Rewind: The New ACCA

By Kay Campbell

When I flew back to Melbourne from the UK for my interview for the position of Executive Director of ACCA in June 2002, I drove past the nearly completed Wood Marsh building and was filled with excitement. Here, I thought, was a building of ambition and promise, a real statement about Melbourne’s place in the contemporary art world, scaled to enable ambition and substance.

Shortly afterwards I discovered that ACCA would inhabit only a third of the building and that the budget fell far short of the ambition implied by the brief.  But by then I was hooked – inspired by the potential, the challenge, and the opportunity to work with one of Australia’s best curators, Juliana Engberg, who was working at that time as the artistic consultant for ACCA’s future exhibition program.

The concept of a Museum of Contemporary Art, as achieved in Sydney by 2002, seemed a slower, more cumbersome model.  The new ACCA was envisaged as a kunsthalle from the very start.  Quick, lean, responsive to art practice and well-fitted to Melbourne’s art-world, which was comprised of a vibrant network of artists, contemporary art spaces and ARI’s, but needed to look out from itself.  It was important to differentiate ACCA from smaller spaces, like Gertrude Street, CCP, Westspace, Heide and the university galleries. ACCA’s new focus was ambitious – to bring the world’s best international artists to Melbourne, to provide significant platforms for local artists and to grow the audience for contemporary art.

By thinking of ACCA as a kunsthalle – a European model with an emphasis on commissioning for spaces – we gave ourselves permission to concentrate on working with artists and audiences, rather than being constrained by fixed exhibition spaces and all of the bureaucracy that goes along with looking after a collection.

Nevertheless the opportunity was also the challenge. It may have only been a portion of the Wood Marsh building, but the new ACCA was 359% bigger than the old cottage in the park!  Like many ambitious capital projects by government, this one lacked the rigorous business planning required to ascertain ongoing running costs. The goal to grow audiences was not matched by a marketing budget. There was no capacity to grow the team, and whilst we had a curator with high level international connections, the cost of freight and large-scale installations was beyond our capacity.  

Our survival depended on careful and strategic allocation of limited funds, key partnerships, effective fundraising and a dedicated team.  The Visual Arts Crafts Strategy (VACS) funding from State and Federal Government, which came out of the Myer enquiry in 2004, helped to stabilise ACCA’s situation.  ACCA’s VACS allocation was modest, but the timing was a relief, enabling us to invest in key staff and programming. Within two years we had more than doubled the value of the VACS investment with income generated through philanthropy and sponsorship. 

Without the early support of the community and visionary partnerships with organisations – like the Melbourne Festival, who supported our groundbreaking first season including Susan Norrie’s massive and mesmerising Undertow; the Myer Foundation who provided seed funding to establish the annual NEW exhibition and the Helen Macpherson Smith Trust who established our career shifting annual commission for artists – ACCA may not have endured.    

But endure it did.
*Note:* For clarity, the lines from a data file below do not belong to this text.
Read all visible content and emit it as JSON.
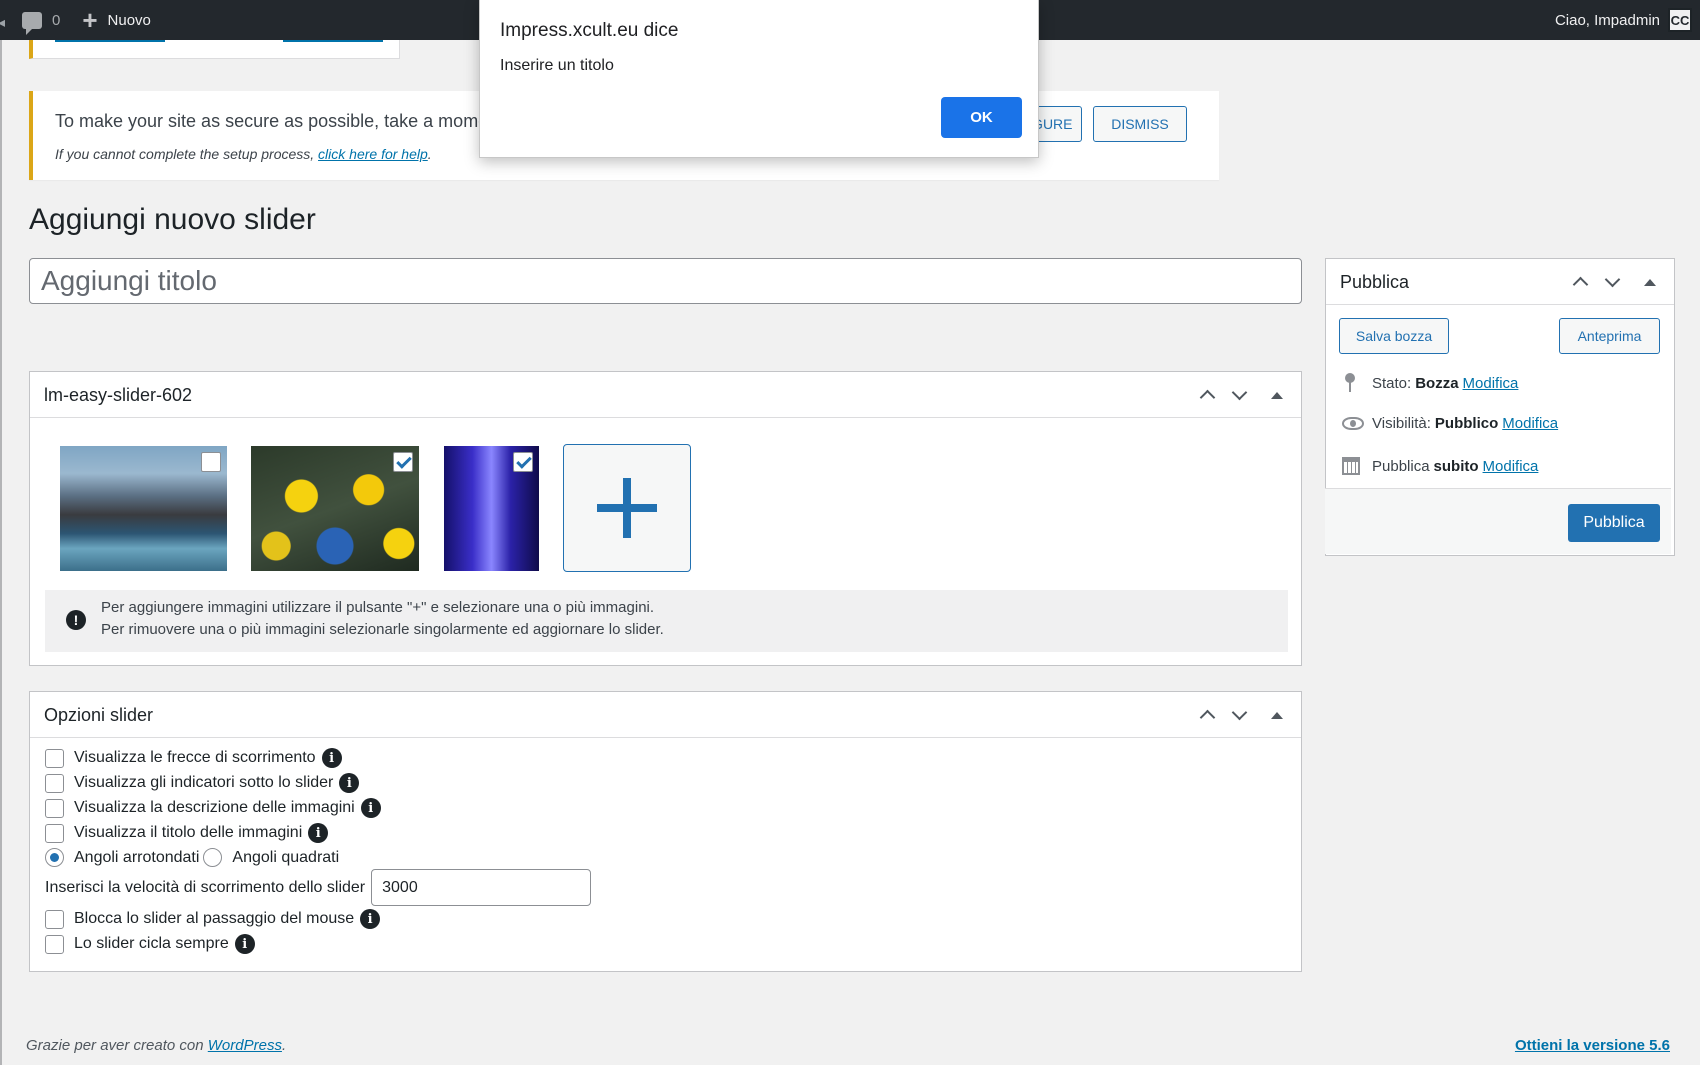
{
  "adminbar": {
    "comments_count": "0",
    "new_label": "Nuovo",
    "greeting": "Ciao, Impadmin",
    "avatar_text": "CC"
  },
  "security_notice": {
    "message": "To make your site as secure as possible, take a moment",
    "sub_text": "If you cannot complete the setup process,",
    "sub_link": "click here for help",
    "sub_end": ".",
    "configure_label": "NFIGURE",
    "dismiss_label": "DISMISS"
  },
  "page": {
    "title": "Aggiungi nuovo slider",
    "title_placeholder": "Aggiungi titolo"
  },
  "slider_box": {
    "title": "lm-easy-slider-602",
    "images": [
      {
        "name": "amsterdam-canal",
        "selected": false
      },
      {
        "name": "rubber-ducks",
        "selected": true
      },
      {
        "name": "blue-corridor",
        "selected": true
      }
    ],
    "info_line1": "Per aggiungere immagini utilizzare il pulsante \"+\" e selezionare una o più immagini.",
    "info_line2": "Per rimuovere una o più immagini selezionarle singolarmente ed aggiornare lo slider."
  },
  "options_box": {
    "title": "Opzioni slider",
    "checkboxes": [
      {
        "label": "Visualizza le frecce di scorrimento",
        "checked": false
      },
      {
        "label": "Visualizza gli indicatori sotto lo slider",
        "checked": false
      },
      {
        "label": "Visualizza la descrizione delle immagini",
        "checked": false
      },
      {
        "label": "Visualizza il titolo delle immagini",
        "checked": false
      }
    ],
    "radio_rounded": "Angoli arrotondati",
    "radio_square": "Angoli quadrati",
    "speed_label": "Inserisci la velocità di scorrimento dello slider",
    "speed_value": "3000",
    "lock_label": "Blocca lo slider al passaggio del mouse",
    "loop_label": "Lo slider cicla sempre"
  },
  "publish_box": {
    "title": "Pubblica",
    "save_draft": "Salva bozza",
    "preview": "Anteprima",
    "status_label": "Stato:",
    "status_value": "Bozza",
    "visibility_label": "Visibilità:",
    "visibility_value": "Pubblico",
    "publish_label": "Pubblica",
    "publish_value": "subito",
    "edit_link": "Modifica",
    "publish_button": "Pubblica"
  },
  "footer": {
    "left_text": "Grazie per aver creato con",
    "left_link": "WordPress",
    "left_end": ".",
    "right_link": "Ottieni la versione 5.6"
  },
  "dialog": {
    "title": "Impress.xcult.eu dice",
    "message": "Inserire un titolo",
    "ok_label": "OK"
  },
  "colors": {
    "accent": "#2271b1",
    "adminbar": "#23282d",
    "warning": "#dba617",
    "dialog_ok": "#1a73e8"
  }
}
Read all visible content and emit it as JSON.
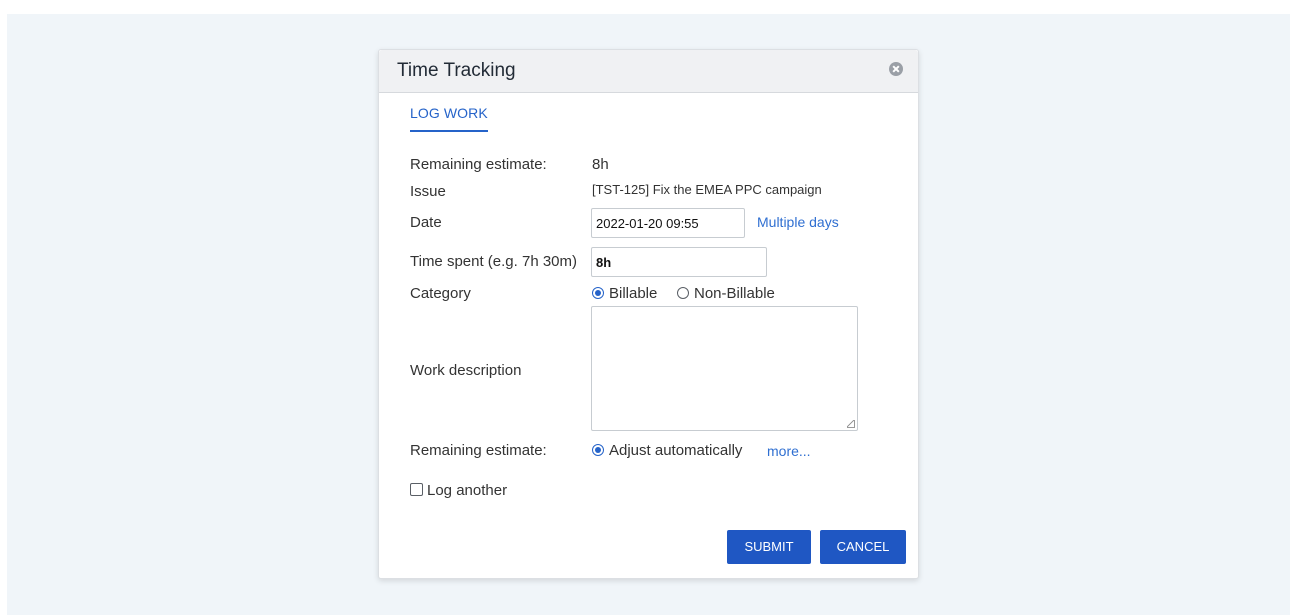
{
  "dialog": {
    "title": "Time Tracking",
    "tab": "LOG WORK"
  },
  "form": {
    "remaining_estimate_label": "Remaining estimate:",
    "remaining_estimate_value": "8h",
    "issue_label": "Issue",
    "issue_value": "[TST-125] Fix the EMEA PPC campaign",
    "date_label": "Date",
    "date_value": "2022-01-20 09:55",
    "multiple_days_link": "Multiple days",
    "time_spent_label": "Time spent (e.g. 7h 30m)",
    "time_spent_value": "8h",
    "category_label": "Category",
    "category_options": [
      "Billable",
      "Non-Billable"
    ],
    "category_selected": "Billable",
    "work_description_label": "Work description",
    "work_description_value": "",
    "remaining_estimate_adjust_label": "Remaining estimate:",
    "adjust_option": "Adjust automatically",
    "more_link": "more...",
    "log_another_label": "Log another",
    "log_another_checked": false
  },
  "buttons": {
    "submit": "SUBMIT",
    "cancel": "CANCEL"
  },
  "colors": {
    "accent": "#1f57c3",
    "link": "#2f6fd1",
    "backdrop": "#f0f5f9"
  }
}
In the first year visitor numbers increased by 300% and since then the audience for ACCA’s programs has continued to increase annually. Its exhibitions, commissions and off-site projects remain ambitious. Our education program is huge and our popular public engagement program delivers unique multi-platform engagement with art and ideas. ACCA now raises nearly 70% of its annual budget, and, like most contemporary arts organisations assisted by VACS funding 10 years ago, we are now at a new critical stage.  Further government investment is needed to respond to rising costs and increasing visitor demands.  The future will be shaped by evolving and adapting in this new environment.

Kay Campbell is the Executive Director of the Australian Centre for Contemporary Art.